The first time I saw The Nightmare Before Christmas, it was an appropriately chilly night in October 1993—the month the film opened in theaters. I was a freshman at Boston University; my friends and I relished in the film's creepy wit and, at the same time, its comforting reminders of holidays at home.
22 years later, the film has become a bona fide classic, and its presentation on the big screen at Orchestra Hall in Minneapolis last night was a reminder of why: not only is Tim Burton's story (adapted into a screenplay by Caroline Thompson) wildly inventive and viciously funny, the masterful stop-motion animation overseen by director Henry Selick (James and the Giant Peach, Coraline) is stuffed with fun details that reward repeat viewings.
Of course, the reason the film was being screened at Orchestra Hall was Danny Elfman's music: several songs and an instrumental score, rambunctious and blazingly colorful. The Minnesota Orchestra, under the baton of Sarah Hicks, performed the score live to accompany the film. Other orchestras around the country have been offering similar performances, and tonight Elfman himself—who also voices the lead character, Jack Skellington—will reprise his role live at the Hollywood Bowl.
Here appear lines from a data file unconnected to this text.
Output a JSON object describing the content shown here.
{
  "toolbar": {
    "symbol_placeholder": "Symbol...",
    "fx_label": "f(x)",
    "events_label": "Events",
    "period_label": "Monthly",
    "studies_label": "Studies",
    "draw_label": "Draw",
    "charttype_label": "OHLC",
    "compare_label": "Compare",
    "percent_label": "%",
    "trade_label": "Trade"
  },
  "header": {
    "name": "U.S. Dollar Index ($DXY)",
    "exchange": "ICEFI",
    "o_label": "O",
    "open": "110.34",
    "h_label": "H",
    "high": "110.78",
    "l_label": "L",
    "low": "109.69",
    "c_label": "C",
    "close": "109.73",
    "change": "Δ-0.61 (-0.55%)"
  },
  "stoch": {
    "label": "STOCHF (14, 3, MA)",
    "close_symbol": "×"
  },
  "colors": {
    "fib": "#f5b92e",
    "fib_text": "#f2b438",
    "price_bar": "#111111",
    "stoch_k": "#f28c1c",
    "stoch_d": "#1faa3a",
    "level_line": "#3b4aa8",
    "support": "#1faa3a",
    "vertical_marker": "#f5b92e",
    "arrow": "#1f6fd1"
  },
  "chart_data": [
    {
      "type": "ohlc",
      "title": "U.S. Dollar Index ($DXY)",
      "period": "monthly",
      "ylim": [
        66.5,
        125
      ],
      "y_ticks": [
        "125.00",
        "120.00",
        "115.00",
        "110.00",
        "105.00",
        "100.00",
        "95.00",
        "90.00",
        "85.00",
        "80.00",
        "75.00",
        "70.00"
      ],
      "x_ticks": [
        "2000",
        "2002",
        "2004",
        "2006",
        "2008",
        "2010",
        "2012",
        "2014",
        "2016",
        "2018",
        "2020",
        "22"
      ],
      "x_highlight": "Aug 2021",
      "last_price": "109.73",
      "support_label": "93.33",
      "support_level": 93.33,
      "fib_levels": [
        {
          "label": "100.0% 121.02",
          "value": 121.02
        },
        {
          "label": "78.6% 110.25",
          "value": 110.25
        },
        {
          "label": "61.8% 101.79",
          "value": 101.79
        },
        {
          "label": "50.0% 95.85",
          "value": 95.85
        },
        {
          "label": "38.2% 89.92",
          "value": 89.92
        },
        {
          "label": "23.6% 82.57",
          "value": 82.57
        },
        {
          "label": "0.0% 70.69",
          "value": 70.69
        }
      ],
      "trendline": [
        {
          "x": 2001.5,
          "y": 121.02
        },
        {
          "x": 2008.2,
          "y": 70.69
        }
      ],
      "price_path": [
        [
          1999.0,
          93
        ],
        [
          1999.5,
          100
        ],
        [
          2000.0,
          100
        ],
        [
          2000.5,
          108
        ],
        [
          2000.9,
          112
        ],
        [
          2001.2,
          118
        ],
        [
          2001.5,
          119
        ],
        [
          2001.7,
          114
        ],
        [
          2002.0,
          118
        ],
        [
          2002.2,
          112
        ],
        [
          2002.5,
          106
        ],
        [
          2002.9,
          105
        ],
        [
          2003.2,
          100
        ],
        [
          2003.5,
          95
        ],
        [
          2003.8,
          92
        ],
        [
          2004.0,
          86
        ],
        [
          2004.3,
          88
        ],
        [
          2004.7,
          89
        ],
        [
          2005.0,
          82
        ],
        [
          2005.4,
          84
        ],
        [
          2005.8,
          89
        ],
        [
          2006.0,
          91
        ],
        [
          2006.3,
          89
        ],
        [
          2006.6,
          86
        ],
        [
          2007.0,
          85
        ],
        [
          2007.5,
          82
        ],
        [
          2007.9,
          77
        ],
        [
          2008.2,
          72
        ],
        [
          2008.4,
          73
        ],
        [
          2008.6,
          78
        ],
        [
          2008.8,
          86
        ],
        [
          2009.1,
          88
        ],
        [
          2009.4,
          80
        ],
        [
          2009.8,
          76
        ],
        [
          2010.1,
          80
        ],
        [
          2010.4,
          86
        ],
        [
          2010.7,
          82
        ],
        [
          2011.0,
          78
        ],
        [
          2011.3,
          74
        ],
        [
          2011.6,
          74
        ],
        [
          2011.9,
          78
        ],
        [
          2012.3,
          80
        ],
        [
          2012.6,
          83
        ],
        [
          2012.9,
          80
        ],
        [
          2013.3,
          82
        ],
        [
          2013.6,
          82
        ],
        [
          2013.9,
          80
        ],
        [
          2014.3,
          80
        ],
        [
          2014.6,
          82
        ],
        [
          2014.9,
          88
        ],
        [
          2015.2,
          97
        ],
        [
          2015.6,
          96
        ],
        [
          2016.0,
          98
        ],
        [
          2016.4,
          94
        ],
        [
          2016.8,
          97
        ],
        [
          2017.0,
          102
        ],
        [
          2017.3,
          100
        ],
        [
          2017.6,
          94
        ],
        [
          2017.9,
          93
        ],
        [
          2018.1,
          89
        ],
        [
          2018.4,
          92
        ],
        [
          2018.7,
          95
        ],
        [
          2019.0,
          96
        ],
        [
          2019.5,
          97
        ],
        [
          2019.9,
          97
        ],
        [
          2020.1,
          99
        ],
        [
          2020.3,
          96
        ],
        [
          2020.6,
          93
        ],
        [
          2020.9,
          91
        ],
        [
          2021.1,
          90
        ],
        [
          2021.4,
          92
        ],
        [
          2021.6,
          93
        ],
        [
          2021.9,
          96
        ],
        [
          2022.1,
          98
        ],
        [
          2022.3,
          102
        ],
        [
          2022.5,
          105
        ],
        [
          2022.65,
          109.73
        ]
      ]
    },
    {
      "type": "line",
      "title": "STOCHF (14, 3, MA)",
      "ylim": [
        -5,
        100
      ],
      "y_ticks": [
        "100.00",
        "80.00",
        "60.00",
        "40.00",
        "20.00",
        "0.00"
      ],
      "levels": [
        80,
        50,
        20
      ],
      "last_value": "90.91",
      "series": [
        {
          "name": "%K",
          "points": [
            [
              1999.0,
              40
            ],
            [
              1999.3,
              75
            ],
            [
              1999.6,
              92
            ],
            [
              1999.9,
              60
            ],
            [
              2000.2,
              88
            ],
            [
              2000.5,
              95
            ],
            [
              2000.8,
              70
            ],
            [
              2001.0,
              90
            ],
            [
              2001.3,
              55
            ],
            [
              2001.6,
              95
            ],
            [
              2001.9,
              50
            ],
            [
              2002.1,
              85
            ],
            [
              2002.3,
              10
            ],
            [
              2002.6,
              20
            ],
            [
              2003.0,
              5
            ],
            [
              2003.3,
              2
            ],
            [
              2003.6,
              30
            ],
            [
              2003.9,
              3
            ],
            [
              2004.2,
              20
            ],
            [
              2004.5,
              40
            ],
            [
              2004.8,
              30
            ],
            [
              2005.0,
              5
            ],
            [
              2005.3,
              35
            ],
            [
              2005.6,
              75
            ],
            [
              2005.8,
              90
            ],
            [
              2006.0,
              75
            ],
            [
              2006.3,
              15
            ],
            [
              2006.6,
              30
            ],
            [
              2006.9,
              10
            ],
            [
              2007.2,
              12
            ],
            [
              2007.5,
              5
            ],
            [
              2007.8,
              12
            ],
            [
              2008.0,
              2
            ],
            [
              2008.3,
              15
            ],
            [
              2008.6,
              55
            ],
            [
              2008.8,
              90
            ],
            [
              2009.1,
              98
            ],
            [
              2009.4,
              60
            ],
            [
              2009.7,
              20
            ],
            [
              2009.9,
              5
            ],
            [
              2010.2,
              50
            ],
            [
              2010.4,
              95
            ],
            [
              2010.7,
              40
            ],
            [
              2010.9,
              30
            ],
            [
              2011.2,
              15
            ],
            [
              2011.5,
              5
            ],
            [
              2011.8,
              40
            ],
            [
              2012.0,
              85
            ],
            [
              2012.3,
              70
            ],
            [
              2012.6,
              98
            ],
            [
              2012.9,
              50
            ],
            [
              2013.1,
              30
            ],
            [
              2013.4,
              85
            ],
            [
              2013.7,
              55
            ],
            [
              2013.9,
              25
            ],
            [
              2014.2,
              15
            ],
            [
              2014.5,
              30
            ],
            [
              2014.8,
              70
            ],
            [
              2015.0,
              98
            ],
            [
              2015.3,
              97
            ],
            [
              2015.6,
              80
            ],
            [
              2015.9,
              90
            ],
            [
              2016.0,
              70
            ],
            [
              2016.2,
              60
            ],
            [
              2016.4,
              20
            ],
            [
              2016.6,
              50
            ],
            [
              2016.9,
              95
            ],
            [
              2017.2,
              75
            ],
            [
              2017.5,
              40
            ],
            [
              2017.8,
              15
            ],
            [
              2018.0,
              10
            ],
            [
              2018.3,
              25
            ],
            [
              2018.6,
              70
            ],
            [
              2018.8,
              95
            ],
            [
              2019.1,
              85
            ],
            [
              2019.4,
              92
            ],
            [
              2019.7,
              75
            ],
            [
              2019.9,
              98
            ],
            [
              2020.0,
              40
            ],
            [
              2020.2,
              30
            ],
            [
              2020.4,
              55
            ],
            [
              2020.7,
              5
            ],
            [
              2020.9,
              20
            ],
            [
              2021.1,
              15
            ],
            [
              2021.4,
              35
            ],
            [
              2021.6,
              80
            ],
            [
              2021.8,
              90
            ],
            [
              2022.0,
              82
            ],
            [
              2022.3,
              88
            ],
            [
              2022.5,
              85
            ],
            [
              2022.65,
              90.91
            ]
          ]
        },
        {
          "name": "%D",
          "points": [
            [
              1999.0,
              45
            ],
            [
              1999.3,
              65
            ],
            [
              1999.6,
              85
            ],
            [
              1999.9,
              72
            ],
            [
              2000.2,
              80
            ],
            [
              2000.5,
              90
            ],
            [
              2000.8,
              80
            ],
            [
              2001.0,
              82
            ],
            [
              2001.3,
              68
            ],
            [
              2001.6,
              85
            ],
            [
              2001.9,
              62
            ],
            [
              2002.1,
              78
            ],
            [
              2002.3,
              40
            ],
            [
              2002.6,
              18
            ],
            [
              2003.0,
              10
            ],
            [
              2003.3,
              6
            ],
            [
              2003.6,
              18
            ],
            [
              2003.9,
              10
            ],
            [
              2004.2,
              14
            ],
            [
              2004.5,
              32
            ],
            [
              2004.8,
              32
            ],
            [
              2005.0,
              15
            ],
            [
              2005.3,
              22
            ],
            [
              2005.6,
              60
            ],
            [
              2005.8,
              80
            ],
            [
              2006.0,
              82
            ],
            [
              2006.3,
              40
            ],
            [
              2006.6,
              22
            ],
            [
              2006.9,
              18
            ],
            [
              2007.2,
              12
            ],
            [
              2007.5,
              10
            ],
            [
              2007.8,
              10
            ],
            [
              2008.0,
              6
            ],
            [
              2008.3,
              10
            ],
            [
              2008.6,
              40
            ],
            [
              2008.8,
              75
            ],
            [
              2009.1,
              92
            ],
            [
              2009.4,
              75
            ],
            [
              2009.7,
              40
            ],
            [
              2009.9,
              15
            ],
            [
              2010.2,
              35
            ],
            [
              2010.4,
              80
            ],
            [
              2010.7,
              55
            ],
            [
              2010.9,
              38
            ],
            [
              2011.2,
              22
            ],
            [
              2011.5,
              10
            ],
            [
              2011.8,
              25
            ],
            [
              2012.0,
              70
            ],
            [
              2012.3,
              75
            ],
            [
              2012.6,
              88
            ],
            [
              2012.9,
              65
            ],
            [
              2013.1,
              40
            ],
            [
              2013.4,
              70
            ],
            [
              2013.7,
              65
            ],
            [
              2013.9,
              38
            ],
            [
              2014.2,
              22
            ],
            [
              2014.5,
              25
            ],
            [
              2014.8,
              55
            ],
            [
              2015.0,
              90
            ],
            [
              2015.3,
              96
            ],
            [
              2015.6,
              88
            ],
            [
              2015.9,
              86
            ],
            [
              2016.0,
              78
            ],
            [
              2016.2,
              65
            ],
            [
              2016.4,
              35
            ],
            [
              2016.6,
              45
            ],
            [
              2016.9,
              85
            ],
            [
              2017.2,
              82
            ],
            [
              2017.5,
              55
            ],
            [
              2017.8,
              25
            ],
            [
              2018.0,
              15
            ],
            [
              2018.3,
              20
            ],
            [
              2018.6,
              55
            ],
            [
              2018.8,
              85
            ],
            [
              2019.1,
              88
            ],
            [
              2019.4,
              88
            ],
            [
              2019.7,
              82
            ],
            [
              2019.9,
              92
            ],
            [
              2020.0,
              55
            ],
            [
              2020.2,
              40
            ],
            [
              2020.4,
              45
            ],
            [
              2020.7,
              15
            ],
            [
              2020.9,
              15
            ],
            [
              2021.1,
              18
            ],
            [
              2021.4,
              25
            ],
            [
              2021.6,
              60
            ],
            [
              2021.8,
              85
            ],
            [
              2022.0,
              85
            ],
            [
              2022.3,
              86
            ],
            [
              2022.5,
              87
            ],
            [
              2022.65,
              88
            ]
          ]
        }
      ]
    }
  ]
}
Elfman, 62, has enjoyed remarkable success in the years since Nightmare Before Christmas was released; the Oingo Boingo frontman is now one of Hollywood's most sought-after composers, a four-time Oscar nominee (Good Will Hunting, Men In Black, Big Fish, Milk). Still, he remains best-known for his collaborations with Burton on films like Beetlejuice, Batman, and Edward Scissorhands.
As is typical in Elfman scores, Nightmare Before Christmas gives the brass a workout, and the Minnesota Orchestra's horn section performed with gusto as Hicks helped keep everyone on track—no mean feat for a score that has to accompany not just on-screen action, but also prerecorded singing. It was great fun to watch the players navigate the many moods and styles Elfman created to accompany the film's diverse settings—from the merry Christmas Town to the spooky Halloween Town.
Orchestra Hall became a bit of a Halloween Town itself for the night, with many audience members in costumes—including several Jack Skellingtons and a few instances of his rag-doll friend Sally, but also at least one Velma and a Teenage Mutant Ninja Turtle. Several members of the orchestra also got into the act (the insane-clown violist took the cake)—as did Hicks, who took the podium wearing a bridal dress and blue wig, her face a-pallor with makeup.
The looks are apt to be even more motley tonight, when the orchestra reprises the performance. To set the mood for whatever ghoulish doings you're getting up to, click on YourClassical's Movie stream, where we're presenting excerpts from the scores of some of the most seasonally scary movies ever—including, of course, The Nightmare Before Christmas.